The bender tent provides shelter from the damp while keeping the living space outdoors.
Travellers in Europe and Britain have always been associated with a style tent called a bender. This comes from the construction technique of cutting saplings and bending them into a dome, elongated dome, or half cylinder shape, These frameworks were then covered with tarps and made watertight in the temperate damp. The origins of this design are lost in the mists of time and are believed by archaeologists to be one of the earliest style of recognizable tent structure used by humans.
This size bender can more than double the living space of a vardo in a matter of minutes.
Even after a certain level of affluence allowed some Romany and other Travelling folk to own living wagons, the bender continued (and continues) to be a way to extend the living space without the need for a lot more gear.
In England, Gypsy women often used their homes for fortune-telling, especially around the Gadjo (non-Gypsy) vacation centers. Image, early 20th century. Source: Romany & Traveller Family History Society.
The fact that a tent becomes the subject for a Blackpool post card shows the ongoing fascination with “Gypsy Culture,” especially in the British Isles where Travellers are simultaneously suspect and romanticized.
The front or vestibule provides a place to do business in relative privacy. Source: Romany & Traveller Family History Society.
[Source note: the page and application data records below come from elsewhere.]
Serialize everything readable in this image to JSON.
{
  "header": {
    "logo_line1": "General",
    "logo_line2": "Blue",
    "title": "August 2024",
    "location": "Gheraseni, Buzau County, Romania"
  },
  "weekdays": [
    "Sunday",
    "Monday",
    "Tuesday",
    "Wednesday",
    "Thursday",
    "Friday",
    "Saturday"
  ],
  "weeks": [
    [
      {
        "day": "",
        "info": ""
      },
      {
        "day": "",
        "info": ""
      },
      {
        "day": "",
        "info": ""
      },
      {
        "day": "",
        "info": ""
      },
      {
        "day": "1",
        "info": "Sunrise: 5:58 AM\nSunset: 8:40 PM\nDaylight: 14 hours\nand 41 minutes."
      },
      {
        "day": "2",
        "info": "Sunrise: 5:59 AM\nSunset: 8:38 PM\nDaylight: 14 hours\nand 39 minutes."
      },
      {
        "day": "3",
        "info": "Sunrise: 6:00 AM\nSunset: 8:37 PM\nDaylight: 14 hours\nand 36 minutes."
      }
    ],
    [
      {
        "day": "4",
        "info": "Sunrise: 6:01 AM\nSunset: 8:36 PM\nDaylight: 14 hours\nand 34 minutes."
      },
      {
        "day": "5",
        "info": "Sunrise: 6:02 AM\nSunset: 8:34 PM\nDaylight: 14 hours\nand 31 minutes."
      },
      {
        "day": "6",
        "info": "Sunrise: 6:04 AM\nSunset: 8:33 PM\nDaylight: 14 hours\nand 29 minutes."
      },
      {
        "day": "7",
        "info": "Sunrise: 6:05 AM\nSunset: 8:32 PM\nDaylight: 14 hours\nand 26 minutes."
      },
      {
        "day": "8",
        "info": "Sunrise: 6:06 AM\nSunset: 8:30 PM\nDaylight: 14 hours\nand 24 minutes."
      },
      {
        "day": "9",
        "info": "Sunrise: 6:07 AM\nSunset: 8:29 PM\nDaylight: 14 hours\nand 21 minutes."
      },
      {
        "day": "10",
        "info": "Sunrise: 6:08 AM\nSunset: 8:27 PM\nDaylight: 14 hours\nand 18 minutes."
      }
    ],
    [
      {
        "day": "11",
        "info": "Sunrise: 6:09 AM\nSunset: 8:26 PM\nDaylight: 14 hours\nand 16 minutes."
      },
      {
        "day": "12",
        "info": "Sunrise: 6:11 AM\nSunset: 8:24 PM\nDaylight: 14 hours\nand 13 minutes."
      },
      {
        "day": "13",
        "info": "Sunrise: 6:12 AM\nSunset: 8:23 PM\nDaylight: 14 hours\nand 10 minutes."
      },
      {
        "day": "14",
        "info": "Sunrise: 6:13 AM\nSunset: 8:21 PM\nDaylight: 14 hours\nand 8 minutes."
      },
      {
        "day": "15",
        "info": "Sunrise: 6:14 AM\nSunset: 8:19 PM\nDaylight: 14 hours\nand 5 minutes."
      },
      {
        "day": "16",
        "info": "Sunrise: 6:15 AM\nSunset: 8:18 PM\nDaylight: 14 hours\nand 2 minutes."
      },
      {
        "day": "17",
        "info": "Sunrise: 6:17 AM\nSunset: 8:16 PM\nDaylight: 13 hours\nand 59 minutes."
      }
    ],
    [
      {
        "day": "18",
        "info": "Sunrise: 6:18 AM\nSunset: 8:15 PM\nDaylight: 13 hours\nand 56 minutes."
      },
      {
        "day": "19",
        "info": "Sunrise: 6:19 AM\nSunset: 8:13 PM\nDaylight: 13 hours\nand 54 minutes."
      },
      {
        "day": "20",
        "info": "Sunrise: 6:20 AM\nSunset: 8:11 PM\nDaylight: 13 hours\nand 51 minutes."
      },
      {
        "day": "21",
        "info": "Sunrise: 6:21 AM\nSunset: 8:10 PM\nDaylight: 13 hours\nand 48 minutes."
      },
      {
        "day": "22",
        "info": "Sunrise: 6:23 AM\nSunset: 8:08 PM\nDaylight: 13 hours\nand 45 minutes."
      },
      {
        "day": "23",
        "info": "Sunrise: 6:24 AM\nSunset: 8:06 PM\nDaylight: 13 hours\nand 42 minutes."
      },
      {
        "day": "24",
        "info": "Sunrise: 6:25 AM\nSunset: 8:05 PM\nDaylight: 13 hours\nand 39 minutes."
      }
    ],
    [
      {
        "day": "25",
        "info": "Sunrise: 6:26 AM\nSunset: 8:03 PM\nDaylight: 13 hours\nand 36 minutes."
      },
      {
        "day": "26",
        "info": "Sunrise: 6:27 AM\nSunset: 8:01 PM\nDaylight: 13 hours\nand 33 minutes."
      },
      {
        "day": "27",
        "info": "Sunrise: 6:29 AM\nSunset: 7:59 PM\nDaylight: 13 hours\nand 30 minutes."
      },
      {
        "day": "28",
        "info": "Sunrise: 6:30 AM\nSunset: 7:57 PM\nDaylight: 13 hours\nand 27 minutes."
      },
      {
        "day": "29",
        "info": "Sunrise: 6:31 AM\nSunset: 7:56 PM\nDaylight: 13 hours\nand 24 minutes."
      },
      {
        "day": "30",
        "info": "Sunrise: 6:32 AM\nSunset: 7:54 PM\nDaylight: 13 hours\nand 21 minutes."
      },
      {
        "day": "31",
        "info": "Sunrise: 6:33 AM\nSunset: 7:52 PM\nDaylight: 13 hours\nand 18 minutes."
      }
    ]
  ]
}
If you have family that me be Romany, Traveller, or Fairground folk in Britain or just want to learn more, check out the Romany & Traveller Family History Society at http://rtfhs.org.uk/.